Guide to Senate Records: Chapter 11
Chapter 11. Records of the Committee on Governmental Affairs and Related Committees, 1842-1968
Records of the Committee on Governmental Affairs and Related Committees, 1842-1988 from Guide to Federal Records in the National Archives of the United States
Committee records discussed in this chapter:
- Minor Standing Expenditure and Investigative Committees, 1842-1921
- Committee on Expenditures in Executive Departments, 1947-52
- Committee on Government Operations, 1952-68
Records of the Committee on Governmental Affairs and Related Committees, 1842-1986 (1639 ft.)
11.1 The Committee on Government Operations, which throughout the 1950's and 1960's was, through its Permanent Subcommittee on Investigations, an extraordinarily powerful and influential investigative body, had its origin in relatively minor 19th- and early 20th-century standing and select committees. The earliest standing committee solely concerned with Government expenditures was the Committee on Retrenchment, established in 1842. The Retrenchment Committee was active intermittently in the 1840's and 1850's, expired at the end of the 34th Congress (1857), and was not replaced until after the Civil War. In 1866, the Senate and the House of Representatives agreed to establish the Joint Select Committee on Retrenchment to reduce Government expenditures.

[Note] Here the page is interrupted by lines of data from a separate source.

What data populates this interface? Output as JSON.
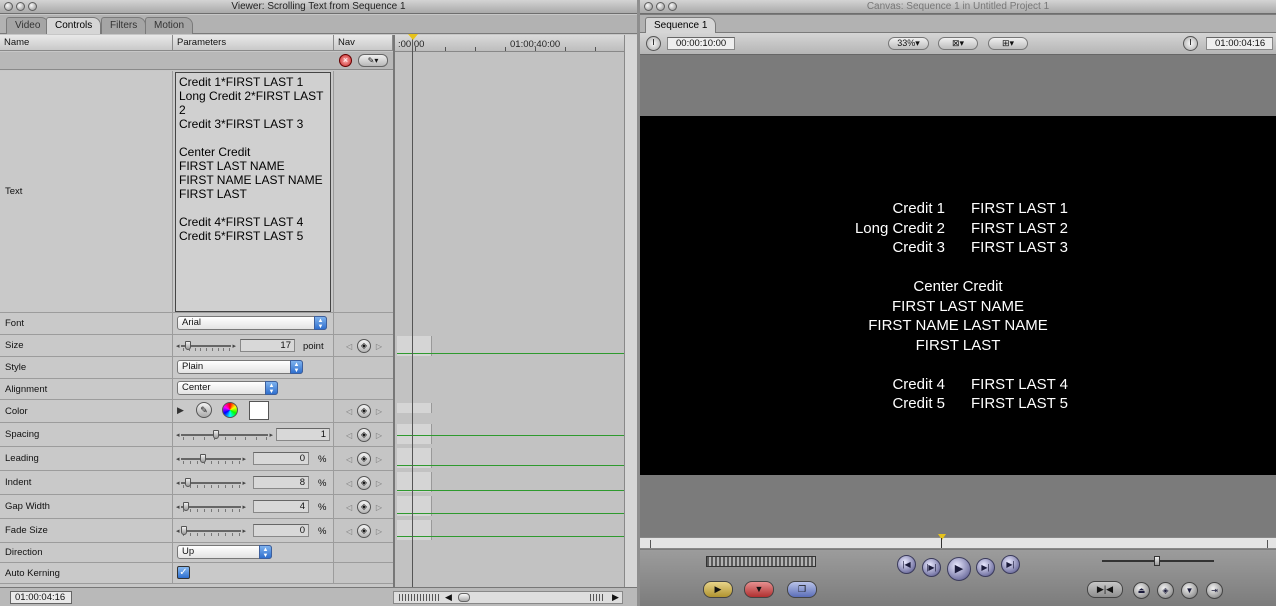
{
  "viewer": {
    "title": "Viewer: Scrolling Text from Sequence 1",
    "tabs": [
      {
        "label": "Video"
      },
      {
        "label": "Controls"
      },
      {
        "label": "Filters"
      },
      {
        "label": "Motion"
      }
    ],
    "columns": {
      "name": "Name",
      "parameters": "Parameters",
      "nav": "Nav"
    },
    "ruler": {
      "start": ":00:00",
      "mark": "01:00:40:00"
    },
    "text_param": {
      "label": "Text",
      "lines": [
        "Credit 1*FIRST LAST 1",
        "Long Credit 2*FIRST LAST",
        "2",
        "Credit 3*FIRST LAST 3",
        "",
        "Center Credit",
        "FIRST LAST NAME",
        "FIRST NAME LAST NAME",
        "FIRST LAST",
        "",
        "Credit 4*FIRST LAST 4",
        "Credit 5*FIRST LAST 5"
      ]
    },
    "params": {
      "font": {
        "label": "Font",
        "value": "Arial"
      },
      "size": {
        "label": "Size",
        "value": "17",
        "unit": "point",
        "slider_fraction": 0.1
      },
      "style": {
        "label": "Style",
        "value": "Plain"
      },
      "alignment": {
        "label": "Alignment",
        "value": "Center"
      },
      "color": {
        "label": "Color",
        "swatch": "#ffffff"
      },
      "spacing": {
        "label": "Spacing",
        "value": "1",
        "slider_fraction": 0.4
      },
      "leading": {
        "label": "Leading",
        "value": "0",
        "unit": "%",
        "slider_fraction": 0.35
      },
      "indent": {
        "label": "Indent",
        "value": "8",
        "unit": "%",
        "slider_fraction": 0.08
      },
      "gap_width": {
        "label": "Gap Width",
        "value": "4",
        "unit": "%",
        "slider_fraction": 0.04
      },
      "fade_size": {
        "label": "Fade Size",
        "value": "0",
        "unit": "%",
        "slider_fraction": 0.0
      },
      "direction": {
        "label": "Direction",
        "value": "Up"
      },
      "auto_kerning": {
        "label": "Auto Kerning",
        "checked": true
      }
    },
    "status_timecode": "01:00:04:16"
  },
  "canvas": {
    "title": "Canvas: Sequence 1 in Untitled Project 1",
    "tab": "Sequence 1",
    "duration_timecode": "00:00:10:00",
    "zoom": "33%",
    "current_timecode": "01:00:04:16",
    "credits": {
      "pairs_top": [
        {
          "role": "Credit 1",
          "name": "FIRST LAST 1"
        },
        {
          "role": "Long Credit 2",
          "name": "FIRST LAST 2"
        },
        {
          "role": "Credit 3",
          "name": "FIRST LAST 3"
        }
      ],
      "center": [
        "Center Credit",
        "FIRST LAST NAME",
        "FIRST NAME LAST NAME",
        "FIRST LAST"
      ],
      "pairs_bottom": [
        {
          "role": "Credit 4",
          "name": "FIRST LAST 4"
        },
        {
          "role": "Credit 5",
          "name": "FIRST LAST 5"
        }
      ]
    }
  }
}
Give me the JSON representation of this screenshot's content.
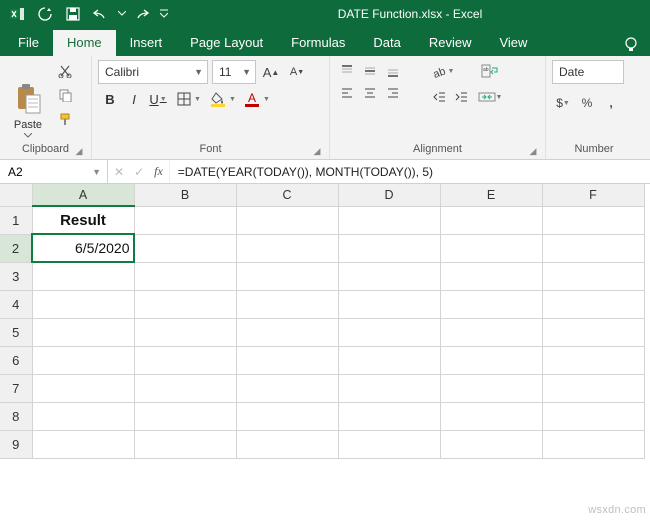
{
  "window": {
    "title": "DATE Function.xlsx - Excel",
    "app_name": "Excel"
  },
  "quick_access": {
    "autosave": "⟳",
    "save": "💾",
    "undo": "↶",
    "redo": "↷"
  },
  "tabs": {
    "file": "File",
    "home": "Home",
    "insert": "Insert",
    "page_layout": "Page Layout",
    "formulas": "Formulas",
    "data": "Data",
    "review": "Review",
    "view": "View"
  },
  "ribbon": {
    "clipboard": {
      "label": "Clipboard",
      "paste": "Paste"
    },
    "font": {
      "label": "Font",
      "family": "Calibri",
      "size": "11",
      "b": "B",
      "i": "I",
      "u": "U"
    },
    "alignment": {
      "label": "Alignment"
    },
    "number": {
      "label": "Number",
      "format": "Date"
    }
  },
  "formula_bar": {
    "name_box": "A2",
    "formula": "=DATE(YEAR(TODAY()), MONTH(TODAY()), 5)"
  },
  "grid": {
    "columns": [
      "A",
      "B",
      "C",
      "D",
      "E",
      "F"
    ],
    "row_count": 9,
    "active_col_index": 0,
    "active_row_index": 1,
    "cells": {
      "A1": "Result",
      "A2": "6/5/2020"
    }
  },
  "watermark": "wsxdn.com",
  "colors": {
    "brand": "#0e6b3b",
    "active": "#107c41",
    "font_fill": "#ffd52e",
    "font_color": "#c00000"
  },
  "chart_data": {
    "type": "table",
    "title": "Excel worksheet showing DATE function result",
    "columns": [
      "A"
    ],
    "rows": [
      [
        "Result"
      ],
      [
        "6/5/2020"
      ]
    ],
    "formula_for_A2": "=DATE(YEAR(TODAY()), MONTH(TODAY()), 5)"
  }
}
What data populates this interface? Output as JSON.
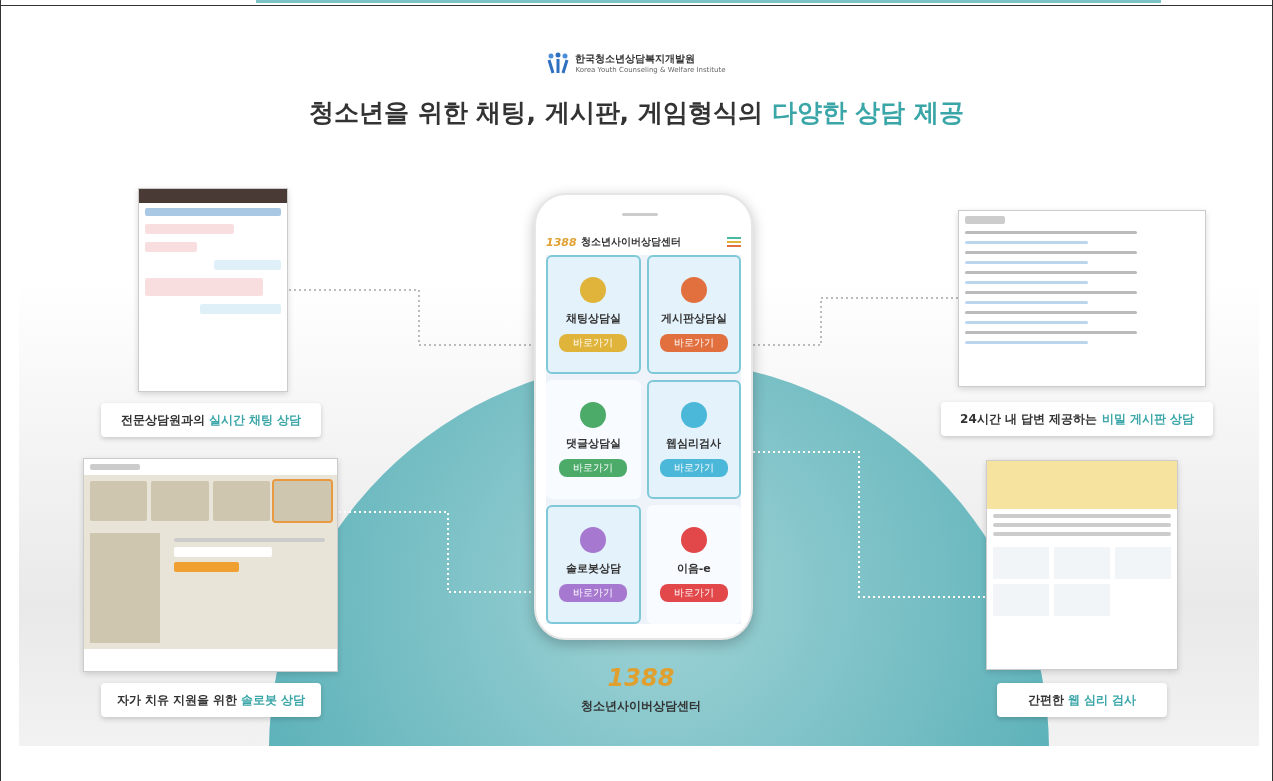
{
  "header": {
    "org_name": "한국청소년상담복지개발원",
    "org_name_en": "Korea Youth Counseling & Welfare Institute",
    "headline": "청소년을 위한 채팅, 게시판, 게임형식의",
    "headline_highlight": "다양한 상담 제공"
  },
  "phone": {
    "app_title": "청소년사이버상담센터",
    "logo_text": "1388",
    "cards": [
      {
        "title": "채팅상담실",
        "button": "바로가기",
        "color": "#e0b43a",
        "highlighted": true
      },
      {
        "title": "게시판상담실",
        "button": "바로가기",
        "color": "#e2703f",
        "highlighted": true
      },
      {
        "title": "댓글상담실",
        "button": "바로가기",
        "color": "#4dab6a",
        "highlighted": false
      },
      {
        "title": "웹심리검사",
        "button": "바로가기",
        "color": "#4bb8da",
        "highlighted": true
      },
      {
        "title": "솔로봇상담",
        "button": "바로가기",
        "color": "#a678d0",
        "highlighted": true
      },
      {
        "title": "이음-e",
        "button": "바로가기",
        "color": "#e2474a",
        "highlighted": false
      }
    ]
  },
  "features": [
    {
      "kind": "chat",
      "caption": "전문상담원과의",
      "highlight": "실시간 채팅 상담"
    },
    {
      "kind": "board",
      "caption": "24시간 내 답변 제공하는",
      "highlight": "비밀 게시판 상담"
    },
    {
      "kind": "solobot",
      "caption": "자가 치유 지원을 위한",
      "highlight": "솔로봇 상담"
    },
    {
      "kind": "test",
      "caption": "간편한",
      "highlight": "웹 심리 검사"
    }
  ],
  "footer": {
    "logo_text": "1388",
    "center_name": "청소년사이버상담센터"
  }
}
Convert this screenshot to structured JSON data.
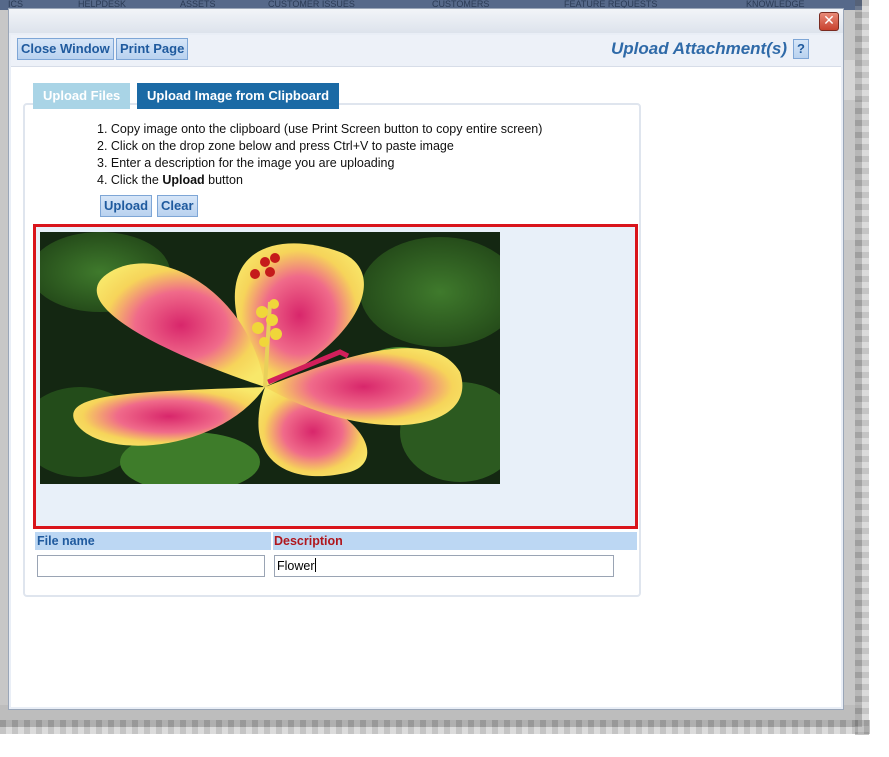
{
  "background_app": {
    "tabs": [
      "ICS",
      "HELPDESK",
      "ASSETS",
      "CUSTOMER ISSUES",
      "CUSTOMERS",
      "FEATURE REQUESTS",
      "KNOWLEDGE"
    ]
  },
  "dialog": {
    "close_symbol": "✕",
    "toolbar": {
      "close_window_label": "Close Window",
      "print_page_label": "Print Page",
      "title": "Upload Attachment(s)",
      "help_label": "?"
    },
    "tabs": [
      {
        "label": "Upload Files",
        "active": false
      },
      {
        "label": "Upload Image from Clipboard",
        "active": true
      }
    ],
    "steps": [
      "1. Copy image onto the clipboard (use Print Screen button to copy entire screen)",
      "2. Click on the drop zone below and press Ctrl+V to paste image",
      "3. Enter a description for the image you are uploading"
    ],
    "step4": {
      "prefix": "4. Click the ",
      "bold": "Upload",
      "suffix": " button"
    },
    "buttons": {
      "upload_label": "Upload",
      "clear_label": "Clear"
    },
    "dropzone": {
      "border_color": "#d9141b",
      "image_subject": "hibiscus-flower"
    },
    "fields": {
      "file_name_header": "File name",
      "description_header": "Description",
      "file_name_value": "",
      "description_value": "Flower"
    }
  },
  "colors": {
    "accent_blue": "#1f5a9e",
    "active_tab": "#1b6aa5",
    "inactive_tab": "#a9d4e6",
    "title_blue": "#2f6aa8",
    "description_red": "#b0161c"
  }
}
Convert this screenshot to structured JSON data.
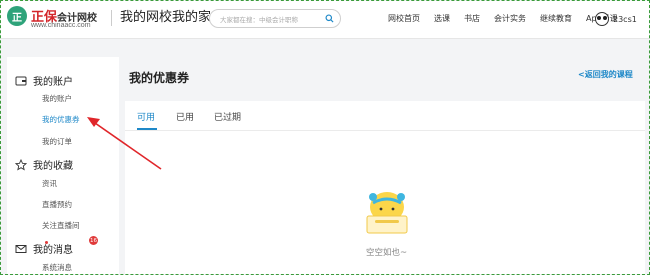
{
  "header": {
    "logo_mark": "正",
    "logo_brand_red": "正保",
    "logo_brand_rest": "会计网校",
    "logo_url": "www.chinaacc.com",
    "site_title": "我的网校我的家",
    "search": {
      "placeholder": "大家都在搜：中级会计职称"
    },
    "nav": [
      "网校首页",
      "选课",
      "书店",
      "会计实务",
      "继续教育",
      "App看课"
    ],
    "username": "23cs1"
  },
  "sidebar": {
    "account": {
      "title": "我的账户",
      "items": [
        "我的账户",
        "我的优惠券",
        "我的订单"
      ]
    },
    "favorites": {
      "title": "我的收藏",
      "items": [
        "资讯",
        "直播预约",
        "关注直播间"
      ]
    },
    "messages": {
      "title": "我的消息",
      "badge": "16",
      "items": [
        "系统消息"
      ]
    }
  },
  "main": {
    "title": "我的优惠券",
    "back_link": "<返回我的课程",
    "tabs": [
      "可用",
      "已用",
      "已过期"
    ],
    "empty_text": "空空如也~"
  },
  "colors": {
    "accent": "#1e88c8",
    "brand_green": "#2ea37a",
    "brand_red": "#d3262a",
    "annotation": "#e0262a"
  }
}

The joint select committee expired at the end of the 41st Congress (1871). On December 14, 1871, during the 2d session of the 42d Congress, the Senate established the Committee on Investigation and Retrenchment, at least in part because a majority of Senators wished to restore to their deliberations and investigations, the independence that they had relinquished under the joint select committee. The major targets of the investigations conducted by the committee were graft and corruption in the operations of the New York City customshouse. The committee was terminated on March 3, 1873, at the end of the 42d Congress.
11.2 The direct line of succession begins in 1899 with the establishment of the Committee on Organization, Conduct, and Expenditures in Executive Departments, first chaired by Louis E. McComas of Maryland. By a resolution of December 15, 1907, this committee was replaced, effective July 1, 1908, by the Select Committee on Expenditures in the Department of State. At the beginning of the 61st Congress (1909), a procedural move initiated by Nelson Aldrich of New York to change numerous select committees into standing committees resulted in the select committee becoming the standing Committee on Expenditures in the Department of State, chaired by Elihu Root of New York. On April 18, 1921, the Senate approved S. Res. 43, 67th Cong., which eliminated approximately 40 standing and select committees and in other ways reformed the committee structure of the Senate. Among the committees eliminated by this resolution were the Committee on Expenditures in the Department of State and nine others that had jurisdiction over expenditures in the Agriculture, Commerce, Interior, Justice, Labor, Navy, Post Office, Treasury, and War Departments. (Of these nine other committees, only the Committee on Expenditures in the Navy Department has left any unprinted records, which, measuring less than 1/4 in., are negligible.) These committees were then replaced by the Committee on Expenditures in Executive Departments, which existed for over 30 years. On March 3, 1952, with the approval of S. Res. 280, 82d Cong., the committee was renamed the Committee on Government Operations, and in the next two decades it established itself as the preeminent investigative body of the Senate. In 1977, the Senate committee structure was once again altered; the Government Operations Committee was renamed the Committee on Governmental Affairs, which in turn received jurisdiction over the U.S. Postal Service, the civil service, and the District of Columbia.
11.3 Committee on Government Operations, United States Senate--50th Anniversary History, 1921-1971 (S. Doc. 31, 92d Cong., 1st sess., Serial 12935-2) provides a brief history of the committee and its predecessor through the 91st Congress.
Bibliographic note: Web version based on Guide to the Records of the United States Senate at the National Archives, 1789-1989: Bicentennial Edition (Doct. No. 100-42). By Robert W. Coren, Mary Rephlo, David Kepley, and Charles South. Washington, DC: National Archives and Records Administration, 1989.